SaltyCrane Blog — Notes on JavaScript and web development

Python optparse example

Optparse seems like a pretty cool module for processing command line options and arguments in Python. It is intended to be an improvement over the old getopt module. Optparse supports short style options like -x, long style options like --xhtml and positional arguments. Optparse also makes it easy to add default options and help text. Below is my optparse example. For more information, see the optparse documentation.

Here is my example file,

#!/usr/bin/env python

from optparse import OptionParser

def main():
    parser = OptionParser(usage="usage: %prog [options] filename",
                          version="%prog 1.0")
    parser.add_option("-x", "--xhtml",
                      help="create a XHTML template instead of HTML")
    parser.add_option("-c", "--cssfile",
                      action="store", # optional because action defaults to "store"
                      help="CSS file to link",)
    (options, args) = parser.parse_args()

    if len(args) != 1:
        parser.error("wrong number of arguments")

    print options
    print args

if __name__ == '__main__':

Note: If you do not specify a dest variable, optparse will use the long option name you specify (removing the initial two dashes and substituting underscores for dashes in the middle of the name). If you do not specify a long option, it will use the short option.

displaying the help message

./ -h
Usage: [options] filename

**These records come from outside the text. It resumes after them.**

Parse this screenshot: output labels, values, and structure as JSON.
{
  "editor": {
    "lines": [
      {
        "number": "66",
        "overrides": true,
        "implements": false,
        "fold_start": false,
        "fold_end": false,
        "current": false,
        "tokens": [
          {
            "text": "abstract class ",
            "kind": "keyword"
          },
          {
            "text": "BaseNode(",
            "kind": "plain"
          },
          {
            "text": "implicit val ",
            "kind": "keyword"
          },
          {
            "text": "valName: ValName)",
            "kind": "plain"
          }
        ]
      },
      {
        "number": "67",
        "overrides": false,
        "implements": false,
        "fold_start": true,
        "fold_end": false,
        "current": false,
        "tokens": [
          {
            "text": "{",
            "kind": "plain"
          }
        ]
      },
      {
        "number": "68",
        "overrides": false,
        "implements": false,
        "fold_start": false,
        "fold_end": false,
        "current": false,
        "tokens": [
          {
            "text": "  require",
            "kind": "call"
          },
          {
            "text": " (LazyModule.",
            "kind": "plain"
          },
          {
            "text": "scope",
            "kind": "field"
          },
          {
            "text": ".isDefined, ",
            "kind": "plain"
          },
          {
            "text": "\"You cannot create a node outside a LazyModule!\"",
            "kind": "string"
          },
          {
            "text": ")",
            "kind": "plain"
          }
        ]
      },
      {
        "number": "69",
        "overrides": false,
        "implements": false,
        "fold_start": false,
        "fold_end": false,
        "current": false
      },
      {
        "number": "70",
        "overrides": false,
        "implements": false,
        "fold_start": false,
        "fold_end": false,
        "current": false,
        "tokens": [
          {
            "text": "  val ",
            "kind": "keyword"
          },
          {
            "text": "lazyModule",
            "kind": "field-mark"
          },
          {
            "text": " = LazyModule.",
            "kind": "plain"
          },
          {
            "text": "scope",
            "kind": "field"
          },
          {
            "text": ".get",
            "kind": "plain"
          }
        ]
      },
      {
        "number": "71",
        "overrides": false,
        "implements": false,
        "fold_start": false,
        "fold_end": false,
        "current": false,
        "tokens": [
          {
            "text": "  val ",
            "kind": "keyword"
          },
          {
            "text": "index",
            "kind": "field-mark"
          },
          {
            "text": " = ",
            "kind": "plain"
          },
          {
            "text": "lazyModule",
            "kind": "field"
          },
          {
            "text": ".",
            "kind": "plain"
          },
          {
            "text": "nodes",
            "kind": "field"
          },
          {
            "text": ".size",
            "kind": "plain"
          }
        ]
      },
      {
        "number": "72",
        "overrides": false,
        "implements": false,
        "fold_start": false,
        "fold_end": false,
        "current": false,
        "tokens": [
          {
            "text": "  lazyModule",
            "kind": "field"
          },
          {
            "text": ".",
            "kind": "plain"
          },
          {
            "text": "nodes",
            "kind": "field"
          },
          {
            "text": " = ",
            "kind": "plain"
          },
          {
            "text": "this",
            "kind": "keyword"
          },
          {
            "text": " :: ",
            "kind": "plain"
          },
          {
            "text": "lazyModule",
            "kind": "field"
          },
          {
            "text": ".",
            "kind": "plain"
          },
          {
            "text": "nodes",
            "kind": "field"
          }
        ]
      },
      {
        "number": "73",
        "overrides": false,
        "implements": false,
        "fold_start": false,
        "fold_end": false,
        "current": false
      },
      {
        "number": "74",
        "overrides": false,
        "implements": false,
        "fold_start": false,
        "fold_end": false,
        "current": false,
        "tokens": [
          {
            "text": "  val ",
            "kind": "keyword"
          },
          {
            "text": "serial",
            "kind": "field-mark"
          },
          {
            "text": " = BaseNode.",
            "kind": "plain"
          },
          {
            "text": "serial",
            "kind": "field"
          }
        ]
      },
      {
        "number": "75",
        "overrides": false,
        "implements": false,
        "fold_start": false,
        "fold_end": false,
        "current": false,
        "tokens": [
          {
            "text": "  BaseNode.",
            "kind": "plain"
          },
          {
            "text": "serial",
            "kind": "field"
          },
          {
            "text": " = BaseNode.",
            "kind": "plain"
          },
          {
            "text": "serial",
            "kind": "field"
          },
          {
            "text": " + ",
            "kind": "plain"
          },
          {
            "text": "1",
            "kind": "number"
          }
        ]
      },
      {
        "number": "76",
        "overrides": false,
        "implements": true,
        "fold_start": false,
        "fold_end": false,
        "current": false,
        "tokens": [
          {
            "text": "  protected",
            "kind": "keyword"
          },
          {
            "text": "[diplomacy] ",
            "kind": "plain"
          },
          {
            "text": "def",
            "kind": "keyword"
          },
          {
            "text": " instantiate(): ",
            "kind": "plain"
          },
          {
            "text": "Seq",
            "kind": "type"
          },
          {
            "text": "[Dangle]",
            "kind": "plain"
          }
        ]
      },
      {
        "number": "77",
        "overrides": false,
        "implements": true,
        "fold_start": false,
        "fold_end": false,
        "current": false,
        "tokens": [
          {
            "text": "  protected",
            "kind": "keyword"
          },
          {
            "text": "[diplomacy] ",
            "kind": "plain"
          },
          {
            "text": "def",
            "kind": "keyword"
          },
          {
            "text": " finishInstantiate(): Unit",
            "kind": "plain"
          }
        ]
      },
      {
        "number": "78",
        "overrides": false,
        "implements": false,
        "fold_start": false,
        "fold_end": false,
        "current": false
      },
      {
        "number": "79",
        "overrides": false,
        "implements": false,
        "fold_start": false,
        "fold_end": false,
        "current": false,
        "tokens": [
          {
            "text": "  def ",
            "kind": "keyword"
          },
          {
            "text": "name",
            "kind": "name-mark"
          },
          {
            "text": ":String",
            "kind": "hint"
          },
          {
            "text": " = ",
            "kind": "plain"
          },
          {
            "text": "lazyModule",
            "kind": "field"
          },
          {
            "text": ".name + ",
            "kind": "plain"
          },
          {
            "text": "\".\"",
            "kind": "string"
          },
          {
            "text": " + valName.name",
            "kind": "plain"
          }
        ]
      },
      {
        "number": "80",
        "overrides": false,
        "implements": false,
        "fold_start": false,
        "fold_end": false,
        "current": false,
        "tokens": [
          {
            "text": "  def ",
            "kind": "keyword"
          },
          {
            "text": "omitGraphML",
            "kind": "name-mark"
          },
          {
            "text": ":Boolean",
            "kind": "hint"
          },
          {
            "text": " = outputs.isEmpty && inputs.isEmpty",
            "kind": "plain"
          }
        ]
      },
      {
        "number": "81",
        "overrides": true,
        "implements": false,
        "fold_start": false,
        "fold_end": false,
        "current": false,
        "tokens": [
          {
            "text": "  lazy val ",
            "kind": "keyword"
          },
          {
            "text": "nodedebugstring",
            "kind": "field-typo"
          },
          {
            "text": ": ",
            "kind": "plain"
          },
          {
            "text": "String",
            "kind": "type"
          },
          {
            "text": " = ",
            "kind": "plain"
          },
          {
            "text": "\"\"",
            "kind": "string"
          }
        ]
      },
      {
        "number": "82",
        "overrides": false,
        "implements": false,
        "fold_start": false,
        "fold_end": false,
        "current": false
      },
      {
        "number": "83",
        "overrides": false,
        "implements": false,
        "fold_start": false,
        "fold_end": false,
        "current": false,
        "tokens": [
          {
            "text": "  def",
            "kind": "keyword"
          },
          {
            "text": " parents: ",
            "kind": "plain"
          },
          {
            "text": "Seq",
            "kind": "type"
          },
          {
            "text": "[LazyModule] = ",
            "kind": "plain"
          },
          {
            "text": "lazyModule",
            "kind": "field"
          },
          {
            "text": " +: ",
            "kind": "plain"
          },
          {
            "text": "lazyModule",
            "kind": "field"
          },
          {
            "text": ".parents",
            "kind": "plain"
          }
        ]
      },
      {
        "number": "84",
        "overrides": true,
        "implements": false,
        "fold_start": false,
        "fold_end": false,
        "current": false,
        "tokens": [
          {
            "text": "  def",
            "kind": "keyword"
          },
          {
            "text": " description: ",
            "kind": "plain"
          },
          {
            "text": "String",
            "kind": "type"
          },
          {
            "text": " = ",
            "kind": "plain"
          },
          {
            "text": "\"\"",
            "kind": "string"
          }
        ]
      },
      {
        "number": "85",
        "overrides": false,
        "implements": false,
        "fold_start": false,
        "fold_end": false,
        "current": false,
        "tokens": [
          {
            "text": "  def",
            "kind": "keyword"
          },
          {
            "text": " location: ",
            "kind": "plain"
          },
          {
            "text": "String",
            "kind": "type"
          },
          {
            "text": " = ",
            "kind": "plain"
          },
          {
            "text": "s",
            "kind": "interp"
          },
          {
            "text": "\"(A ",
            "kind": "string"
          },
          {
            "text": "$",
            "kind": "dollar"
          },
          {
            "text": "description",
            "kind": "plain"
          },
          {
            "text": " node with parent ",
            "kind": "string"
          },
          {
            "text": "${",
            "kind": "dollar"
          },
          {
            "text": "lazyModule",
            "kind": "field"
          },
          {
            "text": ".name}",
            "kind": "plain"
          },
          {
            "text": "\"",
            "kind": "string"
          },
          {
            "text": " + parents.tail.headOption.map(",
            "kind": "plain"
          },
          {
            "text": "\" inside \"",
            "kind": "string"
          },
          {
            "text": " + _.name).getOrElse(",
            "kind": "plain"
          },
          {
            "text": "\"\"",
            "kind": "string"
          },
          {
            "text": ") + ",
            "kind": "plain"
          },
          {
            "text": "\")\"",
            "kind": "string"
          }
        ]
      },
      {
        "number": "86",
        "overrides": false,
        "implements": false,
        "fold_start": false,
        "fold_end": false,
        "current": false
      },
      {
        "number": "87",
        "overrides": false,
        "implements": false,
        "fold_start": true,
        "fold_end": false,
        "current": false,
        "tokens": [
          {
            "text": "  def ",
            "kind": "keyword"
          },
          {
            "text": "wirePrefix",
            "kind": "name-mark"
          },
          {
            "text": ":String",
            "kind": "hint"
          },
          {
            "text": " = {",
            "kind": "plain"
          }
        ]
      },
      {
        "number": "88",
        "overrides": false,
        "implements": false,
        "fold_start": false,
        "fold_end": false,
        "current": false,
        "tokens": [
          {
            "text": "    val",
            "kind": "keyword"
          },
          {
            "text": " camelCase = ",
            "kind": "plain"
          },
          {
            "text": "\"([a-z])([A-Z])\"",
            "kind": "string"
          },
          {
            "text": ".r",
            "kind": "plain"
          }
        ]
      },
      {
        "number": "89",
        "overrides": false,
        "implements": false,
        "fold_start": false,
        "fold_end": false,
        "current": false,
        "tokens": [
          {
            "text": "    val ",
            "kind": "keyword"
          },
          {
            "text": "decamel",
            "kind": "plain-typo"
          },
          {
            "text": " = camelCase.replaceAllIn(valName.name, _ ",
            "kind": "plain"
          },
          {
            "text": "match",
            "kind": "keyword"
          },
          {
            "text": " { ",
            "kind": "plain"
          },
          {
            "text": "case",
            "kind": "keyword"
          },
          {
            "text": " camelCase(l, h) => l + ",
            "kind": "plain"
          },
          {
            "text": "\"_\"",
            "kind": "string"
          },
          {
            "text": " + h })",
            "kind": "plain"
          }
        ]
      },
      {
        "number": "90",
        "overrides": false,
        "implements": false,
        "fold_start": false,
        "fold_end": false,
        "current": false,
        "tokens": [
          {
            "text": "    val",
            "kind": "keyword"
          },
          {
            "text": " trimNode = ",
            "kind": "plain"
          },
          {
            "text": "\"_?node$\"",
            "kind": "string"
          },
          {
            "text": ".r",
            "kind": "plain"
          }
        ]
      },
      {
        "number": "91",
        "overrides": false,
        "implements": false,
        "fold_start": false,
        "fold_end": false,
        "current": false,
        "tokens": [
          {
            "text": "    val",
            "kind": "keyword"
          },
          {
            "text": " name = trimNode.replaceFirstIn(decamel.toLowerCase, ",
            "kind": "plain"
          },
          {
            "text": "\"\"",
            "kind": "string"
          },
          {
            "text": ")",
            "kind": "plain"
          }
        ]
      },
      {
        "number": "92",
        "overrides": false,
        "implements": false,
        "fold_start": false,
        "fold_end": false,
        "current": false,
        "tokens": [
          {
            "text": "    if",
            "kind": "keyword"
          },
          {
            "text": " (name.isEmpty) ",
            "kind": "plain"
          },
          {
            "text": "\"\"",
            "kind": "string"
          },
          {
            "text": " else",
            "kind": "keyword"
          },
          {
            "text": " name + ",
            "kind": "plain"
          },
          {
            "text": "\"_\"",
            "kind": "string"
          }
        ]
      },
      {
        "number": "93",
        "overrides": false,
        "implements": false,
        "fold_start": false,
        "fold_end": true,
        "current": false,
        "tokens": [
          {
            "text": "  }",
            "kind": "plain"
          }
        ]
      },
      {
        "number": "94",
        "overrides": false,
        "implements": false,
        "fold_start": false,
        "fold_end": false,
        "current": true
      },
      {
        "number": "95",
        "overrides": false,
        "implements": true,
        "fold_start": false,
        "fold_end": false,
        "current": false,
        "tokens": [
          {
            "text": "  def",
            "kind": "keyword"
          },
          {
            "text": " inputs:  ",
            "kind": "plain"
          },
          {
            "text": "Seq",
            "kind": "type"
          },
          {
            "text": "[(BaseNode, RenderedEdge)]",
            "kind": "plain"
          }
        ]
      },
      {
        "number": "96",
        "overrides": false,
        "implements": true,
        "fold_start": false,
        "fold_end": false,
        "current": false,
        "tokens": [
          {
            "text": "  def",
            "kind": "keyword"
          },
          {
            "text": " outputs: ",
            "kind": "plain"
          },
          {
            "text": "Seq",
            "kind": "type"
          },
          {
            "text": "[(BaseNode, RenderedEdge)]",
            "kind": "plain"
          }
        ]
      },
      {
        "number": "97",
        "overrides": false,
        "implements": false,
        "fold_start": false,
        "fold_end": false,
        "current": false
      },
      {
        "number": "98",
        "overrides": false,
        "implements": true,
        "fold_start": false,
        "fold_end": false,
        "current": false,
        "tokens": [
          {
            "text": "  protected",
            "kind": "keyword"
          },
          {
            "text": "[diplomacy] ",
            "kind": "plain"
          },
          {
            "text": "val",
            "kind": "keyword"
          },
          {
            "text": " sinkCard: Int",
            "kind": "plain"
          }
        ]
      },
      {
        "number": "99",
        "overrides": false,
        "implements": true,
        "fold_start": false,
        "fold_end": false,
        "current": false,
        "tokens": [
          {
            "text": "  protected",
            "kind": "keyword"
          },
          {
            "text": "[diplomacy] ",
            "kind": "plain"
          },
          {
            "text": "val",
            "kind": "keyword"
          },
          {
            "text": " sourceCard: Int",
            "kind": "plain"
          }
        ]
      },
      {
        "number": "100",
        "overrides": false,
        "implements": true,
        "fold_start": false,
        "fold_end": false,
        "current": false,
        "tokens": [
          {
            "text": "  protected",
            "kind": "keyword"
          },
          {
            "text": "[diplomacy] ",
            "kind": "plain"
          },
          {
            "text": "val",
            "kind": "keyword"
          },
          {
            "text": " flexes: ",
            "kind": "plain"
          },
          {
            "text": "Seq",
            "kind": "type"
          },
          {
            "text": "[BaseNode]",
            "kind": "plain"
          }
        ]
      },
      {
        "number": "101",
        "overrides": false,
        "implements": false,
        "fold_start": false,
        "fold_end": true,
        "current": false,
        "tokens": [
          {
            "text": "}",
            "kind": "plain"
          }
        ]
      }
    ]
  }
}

  --version             show program's version number and exit
  -h, --help            show this help message and exit
  -x, --xhtml           create a XHTML template instead of HTML
  -c CSSFILE, --cssfile=CSSFILE
                        CSS file to link

wrong number of arguments

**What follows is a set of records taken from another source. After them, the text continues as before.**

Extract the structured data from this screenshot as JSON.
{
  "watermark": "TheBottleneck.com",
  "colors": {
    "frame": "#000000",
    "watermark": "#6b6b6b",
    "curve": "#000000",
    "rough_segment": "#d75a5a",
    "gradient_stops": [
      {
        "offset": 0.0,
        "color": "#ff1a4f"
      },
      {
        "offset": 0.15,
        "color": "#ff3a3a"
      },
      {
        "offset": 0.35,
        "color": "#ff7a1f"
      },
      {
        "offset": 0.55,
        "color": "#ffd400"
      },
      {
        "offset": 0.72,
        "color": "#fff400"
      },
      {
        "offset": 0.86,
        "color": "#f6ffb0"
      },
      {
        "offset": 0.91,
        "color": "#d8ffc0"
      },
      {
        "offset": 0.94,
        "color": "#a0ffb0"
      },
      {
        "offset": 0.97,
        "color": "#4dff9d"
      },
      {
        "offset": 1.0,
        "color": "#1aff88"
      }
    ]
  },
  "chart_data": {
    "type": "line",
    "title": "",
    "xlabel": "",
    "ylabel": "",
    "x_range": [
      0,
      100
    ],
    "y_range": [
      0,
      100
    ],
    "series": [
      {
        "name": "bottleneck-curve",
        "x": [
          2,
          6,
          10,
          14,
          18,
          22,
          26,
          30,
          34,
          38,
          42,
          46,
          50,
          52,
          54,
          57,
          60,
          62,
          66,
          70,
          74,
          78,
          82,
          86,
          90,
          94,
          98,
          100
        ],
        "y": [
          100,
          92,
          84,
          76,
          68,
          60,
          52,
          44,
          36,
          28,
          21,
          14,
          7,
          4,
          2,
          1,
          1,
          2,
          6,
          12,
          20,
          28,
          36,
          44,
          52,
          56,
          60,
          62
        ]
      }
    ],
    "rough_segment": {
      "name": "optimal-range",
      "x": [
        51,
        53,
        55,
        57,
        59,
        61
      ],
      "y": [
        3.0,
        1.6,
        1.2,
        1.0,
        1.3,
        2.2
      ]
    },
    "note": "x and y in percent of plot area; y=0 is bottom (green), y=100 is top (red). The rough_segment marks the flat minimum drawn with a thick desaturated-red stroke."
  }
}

Usage: [options] filename error: wrong number of arguments

using default options

./ myfile.html
{'xhtml_flag': False, 'cssfile': 'style.css'}

specifying command line options

./ -x -c mystyle.css myfile.html
{'xhtml_flag': True, 'cssfile': 'mystyle.css'}

specifying long style command line options

./ --xhtml --cssfile=mystyle.css myfile.html
{'xhtml_flag': True, 'cssfile': 'mystyle.css'}

How to specify a discrete list of choices for an option

from optparse import OptionParser

def main():
    parser = OptionParser(usage='usage: %prog [options] ')
    parser.add_option('-e', '--env',
                      choices=['production', 'staging', 'testing',],
                      help='Environment to run on',)
    (options, args) = parser.parse_args()


#1 TxRx commented on :

Nice article, stumbled across this via Google. Most helpful and I'm liking this optparse module.

#2 Peter Andrews commented on :

Thanks. I was having trouble figuring out the syntax for the choices list.

#3 Juanbuchet commented on :

Thanks, this blog has been very helpful!

#4 TxRx commented on :

Keeps on popping up in those search results and boy am I glad it does :D

Thanks for posting this, the optparse info on Python site is hugely comprehensive but this makes for much more ease of use an understanding on some of my 1st encounters with optparse.

#5 Eoin Ward commented on :

Idiots guide to optparse, exactly what I need :-)

#6 bruce commented on :

an example of a setting like -q for quiet would be good (an item that doesn't accept a value)

#7 TxRx commented on :

For a quieter value you can use boolean action type "store_true" such as:

parser.add_option("-q",action="store_true",dest='quiteMode',help="Run this in 'quiet/non-verbosing' mode",default=False)

which defaults to False if -q is not present.

See: for more

#8 jackw commented on :

As others have pointed out, Thank You for the example on how to use the choices option.

#9 Terence commented on :

Do you think getopt is better? or optparse?